There’s a bigger picture here as well. (What follows is my assessment of where MadCap is going. It’s not based on any information from MadCap.)

From the first, Flare has been both a tool and an environment to which MadCap attached new tools. For example, project analysis was originally done using the separate Analyzer tool until MadCap integrated Analyzer’s functionality into Flare via the Analysis feature. Generating analytics required using Google Analytics until MadCap added the analytics feature to Central. If you needed version control, you had to use third-party tools like Microsoft TFS, Git, or Subversion until MadCap added Central. Enhancement of the branching support in Central and Flare means that you can now do more and more tasks in the MadCap environment rather than having to mentally and procedurally integrate multiple tools from multiple vendors. In other words, MadCap is turning into a Swiss-Army knife vendor. What’s missing so far is large-scale governance features but the foundation is starting to appear.

I can see several effects from this.

  •      Flare will become competitive with larger, more expensive commercial content management systems.
  • ·    Flare will become competitive with expensive and custom content management and authoring systems offered by consulting companies. (To illustrate this, a few years ago I spent two weeks in Washington, DC getting a very large multi-national agency up to speed on using Flare to put its user manuals online. The client had been considering using a custom authoring system from a large consulting company at a cost of several million US dollars. Somehow, the client stumbled across MadCap and got the same results and better functionality, without being held hostage to the consulting company, for a fraction of the cost. I never did find out what the savings were but from the client’s expression, they were very large.)
  • ·   Project management will have to become increasingly rigorous. Doing branching alone requires careful attention; handling branching across several authoring tools, even if well-integrated, requires additional attention. Basically, the days of “winging it” are coming to an end.

Do you need to upgrade to the new versions of Flare and Central? If you don’t do branching, then no. The previous versions of both tools will do fine. But if you do have to worry about branching or see it being a factor in the near future, I definitely recommend upgrading.

About the Author

Neil has over four decades of experience in tech comm, with 36 years in training, consulting, and development for various online formats and tools including WinHelp, HTML Help, CE Help, JavaHelp, WebHelp, Flare, and more.
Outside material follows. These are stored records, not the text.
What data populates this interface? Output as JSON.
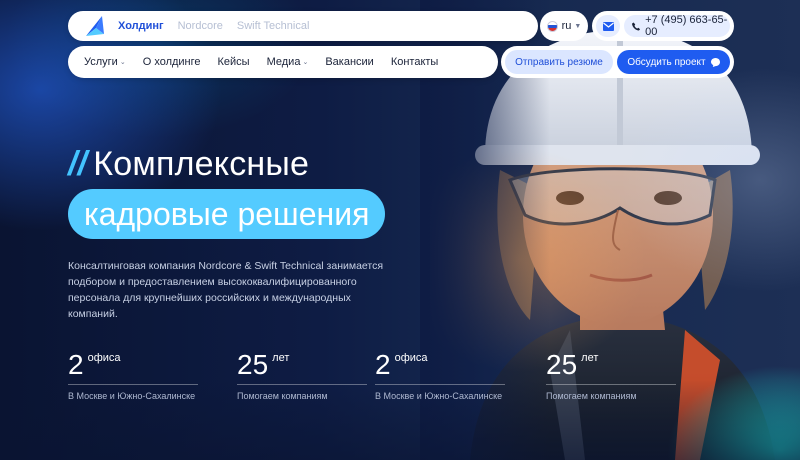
{
  "header": {
    "brand_links": [
      "Холдинг",
      "Nordcore",
      "Swift Technical"
    ],
    "lang": "ru",
    "phone": "+7 (495) 663-65-00"
  },
  "nav": {
    "items": [
      {
        "label": "Услуги",
        "dropdown": true
      },
      {
        "label": "О холдинге",
        "dropdown": false
      },
      {
        "label": "Кейсы",
        "dropdown": false
      },
      {
        "label": "Медиа",
        "dropdown": true
      },
      {
        "label": "Вакансии",
        "dropdown": false
      },
      {
        "label": "Контакты",
        "dropdown": false
      }
    ],
    "resume_label": "Отправить резюме",
    "project_label": "Обсудить проект"
  },
  "hero": {
    "slashes": "//",
    "headline_1": "Комплексные",
    "headline_2": "кадровые решения",
    "description": "Консалтинговая компания Nordcore & Swift Technical занимается подбором и предоставлением высококвалифицированного персонала для крупнейших российских и международных компаний."
  },
  "stats": [
    {
      "num": "2",
      "unit": "офиса",
      "label": "В Москве и Южно-Сахалинске"
    },
    {
      "num": "25",
      "unit": "лет",
      "label": "Помогаем компаниям"
    },
    {
      "num": "2",
      "unit": "офиса",
      "label": "В Москве и Южно-Сахалинске"
    },
    {
      "num": "25",
      "unit": "лет",
      "label": "Помогаем компаниям"
    }
  ],
  "colors": {
    "accent_blue": "#1f5cf0",
    "hero_cyan": "#54cbff",
    "background": "#0b1533"
  }
}
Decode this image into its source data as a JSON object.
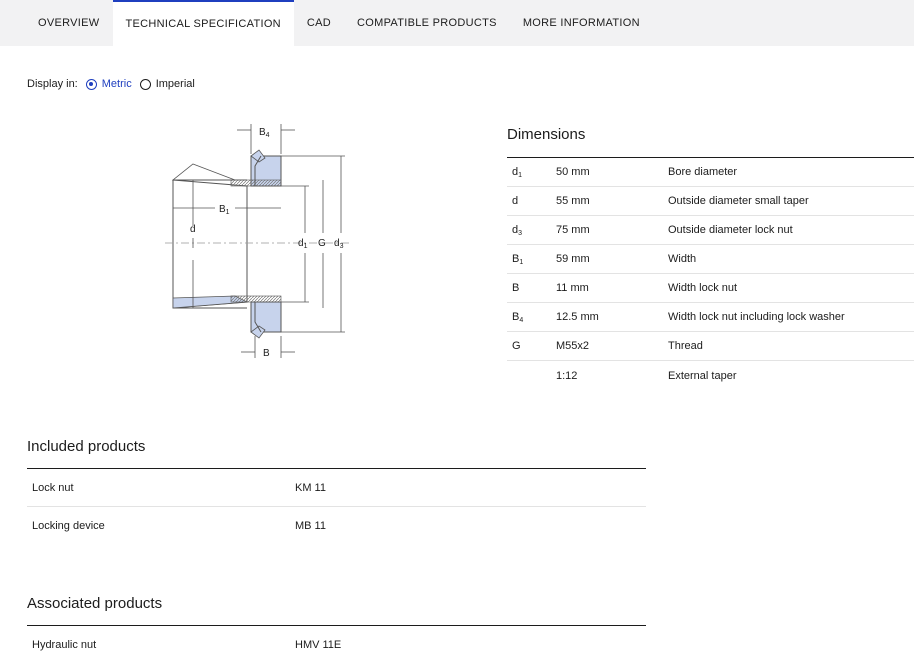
{
  "tabs": [
    {
      "label": "OVERVIEW"
    },
    {
      "label": "TECHNICAL SPECIFICATION"
    },
    {
      "label": "CAD"
    },
    {
      "label": "COMPATIBLE PRODUCTS"
    },
    {
      "label": "MORE INFORMATION"
    }
  ],
  "display": {
    "label": "Display in:",
    "options": [
      {
        "label": "Metric",
        "selected": true
      },
      {
        "label": "Imperial",
        "selected": false
      }
    ]
  },
  "drawing": {
    "labels": {
      "b4": "B",
      "b4_sub": "4",
      "b1": "B",
      "b1_sub": "1",
      "d": "d",
      "d1": "d",
      "d1_sub": "1",
      "g": "G",
      "d3": "d",
      "d3_sub": "3",
      "b": "B"
    },
    "colors": {
      "fill": "#c7d3ec",
      "line": "#555555",
      "hatch": "#777777"
    }
  },
  "dimensions": {
    "title": "Dimensions",
    "rows": [
      {
        "sym": "d",
        "sub": "1",
        "value": "50 mm",
        "desc": "Bore diameter"
      },
      {
        "sym": "d",
        "sub": "",
        "value": "55 mm",
        "desc": "Outside diameter small taper"
      },
      {
        "sym": "d",
        "sub": "3",
        "value": "75 mm",
        "desc": "Outside diameter lock nut"
      },
      {
        "sym": "B",
        "sub": "1",
        "value": "59 mm",
        "desc": "Width"
      },
      {
        "sym": "B",
        "sub": "",
        "value": "11 mm",
        "desc": "Width lock nut"
      },
      {
        "sym": "B",
        "sub": "4",
        "value": "12.5 mm",
        "desc": "Width lock nut including lock washer"
      },
      {
        "sym": "G",
        "sub": "",
        "value": "M55x2",
        "desc": "Thread"
      },
      {
        "sym": "",
        "sub": "",
        "value": "1:12",
        "desc": "External taper"
      }
    ]
  },
  "included": {
    "title": "Included products",
    "rows": [
      {
        "name": "Lock nut",
        "value": "KM 11"
      },
      {
        "name": "Locking device",
        "value": "MB 11"
      }
    ]
  },
  "associated": {
    "title": "Associated products",
    "rows": [
      {
        "name": "Hydraulic nut",
        "value": "HMV 11E"
      }
    ]
  },
  "colors": {
    "accent": "#1f3fbf",
    "tabbar_bg": "#f2f2f3"
  }
}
Neil is a frequent speaker at MadWorld and the author of several books about Flare, mobile app development, and project management.

Neil is Madcap certified for Flare and Mimic.  He provides training, consulting, and development for online help and documentation, Flare, Mimic, XML, single-sourcing, topic-based and structured authoring, and content strategy.  He can be reached at nperlin@nperlin.digitalspacemail8.net.